This is the name sometimes given to the development of competition in the electric retail market. As of December 1997 nine states had enacted legislation authorizing retail competition. The Kansas Retail Wheeling Task Force was established through enactment of 1996 H.B. 2600. The legislation directed the 23 member Task Force to study what was to become 21 issues related to retail competition. Most Task Force members shared the opinion that retail competition was inevitable due to a combination of: 1) pressures exerted by multiple constituency groups (particularly large energy consumers); 2) the restructuring activities of other states (most with high-cost electric power); Congressional bill introductions; and recent orders by the Federal Energy Regulatory Commission that ensured open access for wholesale competition.
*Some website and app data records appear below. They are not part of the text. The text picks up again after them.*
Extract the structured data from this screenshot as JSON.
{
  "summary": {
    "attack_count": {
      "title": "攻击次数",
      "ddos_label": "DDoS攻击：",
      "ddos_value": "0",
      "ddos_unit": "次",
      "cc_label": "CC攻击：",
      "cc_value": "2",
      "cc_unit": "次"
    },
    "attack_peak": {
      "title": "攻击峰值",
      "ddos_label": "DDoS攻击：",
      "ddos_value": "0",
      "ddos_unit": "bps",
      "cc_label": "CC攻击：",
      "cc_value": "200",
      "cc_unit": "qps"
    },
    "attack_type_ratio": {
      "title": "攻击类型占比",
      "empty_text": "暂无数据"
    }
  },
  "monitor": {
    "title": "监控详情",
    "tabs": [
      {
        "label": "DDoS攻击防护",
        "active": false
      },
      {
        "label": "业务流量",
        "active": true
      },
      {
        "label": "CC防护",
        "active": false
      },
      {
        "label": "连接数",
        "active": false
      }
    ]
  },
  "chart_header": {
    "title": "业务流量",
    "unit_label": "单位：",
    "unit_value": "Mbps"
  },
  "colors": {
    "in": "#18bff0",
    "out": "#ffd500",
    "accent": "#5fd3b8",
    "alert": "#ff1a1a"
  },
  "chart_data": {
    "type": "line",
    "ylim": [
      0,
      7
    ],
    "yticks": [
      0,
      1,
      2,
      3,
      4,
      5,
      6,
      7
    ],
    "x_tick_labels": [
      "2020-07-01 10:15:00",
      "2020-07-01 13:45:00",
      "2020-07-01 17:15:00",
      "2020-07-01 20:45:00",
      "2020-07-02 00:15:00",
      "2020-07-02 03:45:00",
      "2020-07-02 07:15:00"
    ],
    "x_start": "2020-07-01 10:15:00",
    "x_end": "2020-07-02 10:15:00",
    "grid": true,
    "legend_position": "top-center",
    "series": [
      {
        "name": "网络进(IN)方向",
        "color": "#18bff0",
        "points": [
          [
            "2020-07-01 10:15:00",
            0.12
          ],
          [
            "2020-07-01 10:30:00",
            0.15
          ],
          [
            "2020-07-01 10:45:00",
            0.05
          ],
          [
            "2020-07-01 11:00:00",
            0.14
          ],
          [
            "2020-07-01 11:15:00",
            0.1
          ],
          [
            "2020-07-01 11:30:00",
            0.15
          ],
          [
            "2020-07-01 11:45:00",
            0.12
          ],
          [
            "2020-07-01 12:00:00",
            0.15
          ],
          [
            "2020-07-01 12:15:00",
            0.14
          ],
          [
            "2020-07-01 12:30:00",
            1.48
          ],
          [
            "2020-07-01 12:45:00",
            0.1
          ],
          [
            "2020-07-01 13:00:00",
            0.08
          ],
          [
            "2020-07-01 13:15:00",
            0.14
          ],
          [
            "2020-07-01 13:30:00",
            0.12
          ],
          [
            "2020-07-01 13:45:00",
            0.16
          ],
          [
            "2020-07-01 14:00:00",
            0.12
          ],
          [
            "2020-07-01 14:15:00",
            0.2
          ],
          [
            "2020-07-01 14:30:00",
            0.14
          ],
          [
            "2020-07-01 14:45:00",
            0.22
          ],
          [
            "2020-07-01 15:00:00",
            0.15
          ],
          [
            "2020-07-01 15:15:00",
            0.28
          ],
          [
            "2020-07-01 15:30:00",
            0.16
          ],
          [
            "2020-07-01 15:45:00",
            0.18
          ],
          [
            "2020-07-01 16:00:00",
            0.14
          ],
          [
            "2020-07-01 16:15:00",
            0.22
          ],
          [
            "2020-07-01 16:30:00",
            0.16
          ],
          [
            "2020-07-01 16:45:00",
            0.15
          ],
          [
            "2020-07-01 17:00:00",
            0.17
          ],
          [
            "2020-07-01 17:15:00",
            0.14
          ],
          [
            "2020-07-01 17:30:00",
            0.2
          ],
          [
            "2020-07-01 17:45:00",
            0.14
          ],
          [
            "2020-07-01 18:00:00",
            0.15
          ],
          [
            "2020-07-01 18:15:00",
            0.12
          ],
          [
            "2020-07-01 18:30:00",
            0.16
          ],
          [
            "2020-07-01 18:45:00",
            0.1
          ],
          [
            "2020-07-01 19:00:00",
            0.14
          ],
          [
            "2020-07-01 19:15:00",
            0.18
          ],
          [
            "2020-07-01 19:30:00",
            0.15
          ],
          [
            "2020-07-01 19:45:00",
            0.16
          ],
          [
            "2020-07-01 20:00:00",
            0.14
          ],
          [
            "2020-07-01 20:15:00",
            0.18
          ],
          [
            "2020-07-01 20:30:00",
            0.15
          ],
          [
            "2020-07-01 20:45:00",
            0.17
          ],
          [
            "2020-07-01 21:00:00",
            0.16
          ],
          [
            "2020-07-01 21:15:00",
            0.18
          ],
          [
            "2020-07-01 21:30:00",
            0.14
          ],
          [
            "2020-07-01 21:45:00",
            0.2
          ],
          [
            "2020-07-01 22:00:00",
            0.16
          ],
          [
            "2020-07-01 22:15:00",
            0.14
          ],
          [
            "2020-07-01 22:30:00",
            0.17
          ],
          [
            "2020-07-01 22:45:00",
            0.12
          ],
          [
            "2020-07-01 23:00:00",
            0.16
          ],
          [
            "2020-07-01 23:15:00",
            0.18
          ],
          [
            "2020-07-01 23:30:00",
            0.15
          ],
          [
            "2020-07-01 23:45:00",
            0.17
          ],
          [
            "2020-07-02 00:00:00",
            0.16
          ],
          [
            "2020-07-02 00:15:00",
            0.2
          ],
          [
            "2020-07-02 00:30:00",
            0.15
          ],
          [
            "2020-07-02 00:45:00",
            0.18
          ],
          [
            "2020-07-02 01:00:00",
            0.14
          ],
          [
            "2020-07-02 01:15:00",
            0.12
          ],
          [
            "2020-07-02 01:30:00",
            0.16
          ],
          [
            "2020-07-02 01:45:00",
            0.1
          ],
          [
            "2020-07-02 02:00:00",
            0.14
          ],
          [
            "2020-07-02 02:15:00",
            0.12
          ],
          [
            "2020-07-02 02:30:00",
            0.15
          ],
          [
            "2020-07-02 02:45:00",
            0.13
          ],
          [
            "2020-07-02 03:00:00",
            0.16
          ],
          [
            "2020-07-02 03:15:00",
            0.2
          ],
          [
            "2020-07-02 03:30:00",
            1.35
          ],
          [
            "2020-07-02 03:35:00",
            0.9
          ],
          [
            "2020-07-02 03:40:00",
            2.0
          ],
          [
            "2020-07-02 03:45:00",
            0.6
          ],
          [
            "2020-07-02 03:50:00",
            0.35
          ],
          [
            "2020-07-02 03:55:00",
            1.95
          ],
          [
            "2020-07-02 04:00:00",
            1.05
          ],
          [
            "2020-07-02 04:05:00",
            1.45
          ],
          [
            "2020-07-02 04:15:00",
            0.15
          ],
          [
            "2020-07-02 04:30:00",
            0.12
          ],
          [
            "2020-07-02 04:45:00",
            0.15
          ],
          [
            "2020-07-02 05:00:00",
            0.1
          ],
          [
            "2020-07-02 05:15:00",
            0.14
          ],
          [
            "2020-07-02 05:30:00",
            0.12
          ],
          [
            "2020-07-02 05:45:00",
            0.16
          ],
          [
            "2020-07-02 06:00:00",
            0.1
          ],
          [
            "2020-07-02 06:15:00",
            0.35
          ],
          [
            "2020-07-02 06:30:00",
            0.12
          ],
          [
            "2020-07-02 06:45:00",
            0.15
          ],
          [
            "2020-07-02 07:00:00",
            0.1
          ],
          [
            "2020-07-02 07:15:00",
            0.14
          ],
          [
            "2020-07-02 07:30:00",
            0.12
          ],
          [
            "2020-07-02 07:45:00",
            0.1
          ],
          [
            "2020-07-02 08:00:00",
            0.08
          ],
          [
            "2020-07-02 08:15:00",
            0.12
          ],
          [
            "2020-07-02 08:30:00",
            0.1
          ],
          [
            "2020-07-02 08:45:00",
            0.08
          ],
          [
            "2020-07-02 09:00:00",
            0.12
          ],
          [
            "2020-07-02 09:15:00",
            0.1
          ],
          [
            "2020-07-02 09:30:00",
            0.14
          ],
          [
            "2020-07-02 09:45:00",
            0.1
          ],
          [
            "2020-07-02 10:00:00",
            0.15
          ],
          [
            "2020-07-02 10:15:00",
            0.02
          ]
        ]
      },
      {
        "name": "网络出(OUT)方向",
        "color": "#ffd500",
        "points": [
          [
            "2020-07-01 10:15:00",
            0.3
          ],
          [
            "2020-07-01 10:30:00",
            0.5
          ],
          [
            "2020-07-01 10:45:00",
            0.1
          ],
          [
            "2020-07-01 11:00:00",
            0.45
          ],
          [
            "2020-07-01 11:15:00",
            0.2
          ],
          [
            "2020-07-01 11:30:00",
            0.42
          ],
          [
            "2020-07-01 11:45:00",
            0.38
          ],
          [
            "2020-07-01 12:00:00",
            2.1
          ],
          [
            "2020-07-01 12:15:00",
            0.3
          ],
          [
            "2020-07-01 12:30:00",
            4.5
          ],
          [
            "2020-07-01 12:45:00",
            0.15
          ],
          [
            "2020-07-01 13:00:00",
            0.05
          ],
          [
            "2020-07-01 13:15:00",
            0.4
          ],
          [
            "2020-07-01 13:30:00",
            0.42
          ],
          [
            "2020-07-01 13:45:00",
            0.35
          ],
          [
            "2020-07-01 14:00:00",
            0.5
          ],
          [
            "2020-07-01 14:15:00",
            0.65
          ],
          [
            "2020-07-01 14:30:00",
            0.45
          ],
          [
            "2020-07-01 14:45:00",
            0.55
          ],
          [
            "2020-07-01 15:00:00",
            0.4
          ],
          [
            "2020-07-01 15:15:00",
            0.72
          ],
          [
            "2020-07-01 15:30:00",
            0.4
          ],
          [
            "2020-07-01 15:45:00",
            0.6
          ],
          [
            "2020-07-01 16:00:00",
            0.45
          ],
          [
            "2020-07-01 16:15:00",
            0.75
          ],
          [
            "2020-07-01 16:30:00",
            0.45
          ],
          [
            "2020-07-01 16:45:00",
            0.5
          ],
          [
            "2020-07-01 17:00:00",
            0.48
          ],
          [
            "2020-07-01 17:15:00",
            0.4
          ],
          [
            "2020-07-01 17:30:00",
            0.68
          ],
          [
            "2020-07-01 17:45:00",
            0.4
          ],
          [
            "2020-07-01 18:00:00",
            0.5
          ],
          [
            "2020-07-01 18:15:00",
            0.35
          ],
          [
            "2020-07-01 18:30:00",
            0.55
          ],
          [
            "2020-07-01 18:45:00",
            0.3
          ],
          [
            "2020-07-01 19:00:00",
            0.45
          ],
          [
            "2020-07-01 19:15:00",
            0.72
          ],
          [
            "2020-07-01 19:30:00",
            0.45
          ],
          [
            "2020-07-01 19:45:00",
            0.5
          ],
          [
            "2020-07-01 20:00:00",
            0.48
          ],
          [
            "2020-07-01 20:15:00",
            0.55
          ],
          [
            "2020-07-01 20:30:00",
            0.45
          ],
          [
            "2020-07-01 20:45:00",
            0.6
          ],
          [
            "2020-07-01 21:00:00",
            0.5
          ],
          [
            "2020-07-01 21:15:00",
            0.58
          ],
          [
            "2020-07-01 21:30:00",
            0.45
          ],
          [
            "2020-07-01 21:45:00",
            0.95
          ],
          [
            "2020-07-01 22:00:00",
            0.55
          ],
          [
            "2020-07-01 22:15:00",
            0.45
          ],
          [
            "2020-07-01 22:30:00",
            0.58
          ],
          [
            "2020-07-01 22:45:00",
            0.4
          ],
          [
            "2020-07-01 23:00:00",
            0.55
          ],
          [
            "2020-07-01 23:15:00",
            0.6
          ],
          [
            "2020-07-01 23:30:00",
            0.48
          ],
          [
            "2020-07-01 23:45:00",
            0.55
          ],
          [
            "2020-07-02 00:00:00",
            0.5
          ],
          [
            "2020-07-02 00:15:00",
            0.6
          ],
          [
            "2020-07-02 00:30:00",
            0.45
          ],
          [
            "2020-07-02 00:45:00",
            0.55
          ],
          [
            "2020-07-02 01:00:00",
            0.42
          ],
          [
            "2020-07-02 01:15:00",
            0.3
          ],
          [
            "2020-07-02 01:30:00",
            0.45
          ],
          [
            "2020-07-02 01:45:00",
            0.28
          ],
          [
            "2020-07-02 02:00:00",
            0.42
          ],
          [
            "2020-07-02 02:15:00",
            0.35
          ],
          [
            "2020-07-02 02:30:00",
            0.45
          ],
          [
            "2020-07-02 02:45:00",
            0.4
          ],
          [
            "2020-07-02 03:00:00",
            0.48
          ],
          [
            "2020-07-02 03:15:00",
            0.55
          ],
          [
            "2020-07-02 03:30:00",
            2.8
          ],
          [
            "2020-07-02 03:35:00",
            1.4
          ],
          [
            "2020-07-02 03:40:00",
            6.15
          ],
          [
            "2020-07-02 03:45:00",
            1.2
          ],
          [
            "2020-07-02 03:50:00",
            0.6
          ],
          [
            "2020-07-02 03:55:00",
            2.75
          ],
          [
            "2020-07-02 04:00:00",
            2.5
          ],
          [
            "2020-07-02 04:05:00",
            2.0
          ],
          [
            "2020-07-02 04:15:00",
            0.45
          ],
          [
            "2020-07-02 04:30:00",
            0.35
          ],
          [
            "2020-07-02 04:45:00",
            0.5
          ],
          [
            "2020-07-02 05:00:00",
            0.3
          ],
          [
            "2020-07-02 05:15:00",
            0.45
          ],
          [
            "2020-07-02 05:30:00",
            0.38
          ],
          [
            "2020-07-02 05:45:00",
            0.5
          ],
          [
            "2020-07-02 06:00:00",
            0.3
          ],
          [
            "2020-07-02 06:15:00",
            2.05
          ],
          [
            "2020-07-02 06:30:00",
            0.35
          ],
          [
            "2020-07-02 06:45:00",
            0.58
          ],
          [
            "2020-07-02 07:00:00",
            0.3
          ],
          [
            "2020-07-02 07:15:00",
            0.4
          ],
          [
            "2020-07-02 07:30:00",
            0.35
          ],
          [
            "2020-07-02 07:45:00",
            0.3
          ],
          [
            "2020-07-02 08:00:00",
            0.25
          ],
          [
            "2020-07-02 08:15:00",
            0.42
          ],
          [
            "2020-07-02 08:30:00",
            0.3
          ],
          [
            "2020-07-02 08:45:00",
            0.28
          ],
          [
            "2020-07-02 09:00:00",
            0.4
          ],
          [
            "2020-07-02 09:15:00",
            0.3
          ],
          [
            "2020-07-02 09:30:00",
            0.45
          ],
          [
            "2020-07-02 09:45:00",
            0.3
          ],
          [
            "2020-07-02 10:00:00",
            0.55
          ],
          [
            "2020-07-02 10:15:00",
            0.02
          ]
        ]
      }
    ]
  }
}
However, Task Force members had different, and often conflicting, ideas about the best means to transition to a competitive environment.
Two major “retail wheeling” issues of concern to environmentalists in Kansas and elsewhere are: 1) stranded costs, and 2) incentives for renewable energy. Stranded costs is the name given for investments made under a past regulatory climate that would not be recoverable by investors in a future regulatory environment. Here in Kansas (and in other states with nuclear powered generation) this boils down to the issue of the cost competitiveness of nuclear power plants such as Wolf Creek in Burlington, Kansas. Who will bear the burden if the Wolf Creek plant proves not to be economically viable in a re-regulated environment, the investors or rate payers? Incentives for renewable energy generation, such as net metering, would allow producers of surplus renewable energy to receive a greater return on the sale of that surplus energy to larger energy producers or retailers.
Because the retail wheeling issue is so complex and the outcomes unknown, most observers of this issue expect only two things to happen legislatively in 1998: 1) “unbundling” or the disaggregation of utility rates for billing purposes (currently, most rates are combined on bills of vertically-integrated electric utilities); and 2) a study of the property tax implications for municipalities of retail wheeling. I am researching proposals from other states that encourage the use of renewable energy and will be working with legislators of both parties to use whatever legislative opportunities present themselves to encourage renewable energy generation in Kansas.
The Final Report of the Task Force on Retail Wheeling can be obtained from the Kansas Legislative Research Department, State Capitol, Room 545-N, Topeka, KS 66612-1504. You can also obtain the report on-line at <http://www.kumc.edu/kansas/ksleg/KLRD/retailwh.html>.
Kansas Chapter of Sierra Club
935 S. Kansas Ave., Suite 200
Topeka, KS 66612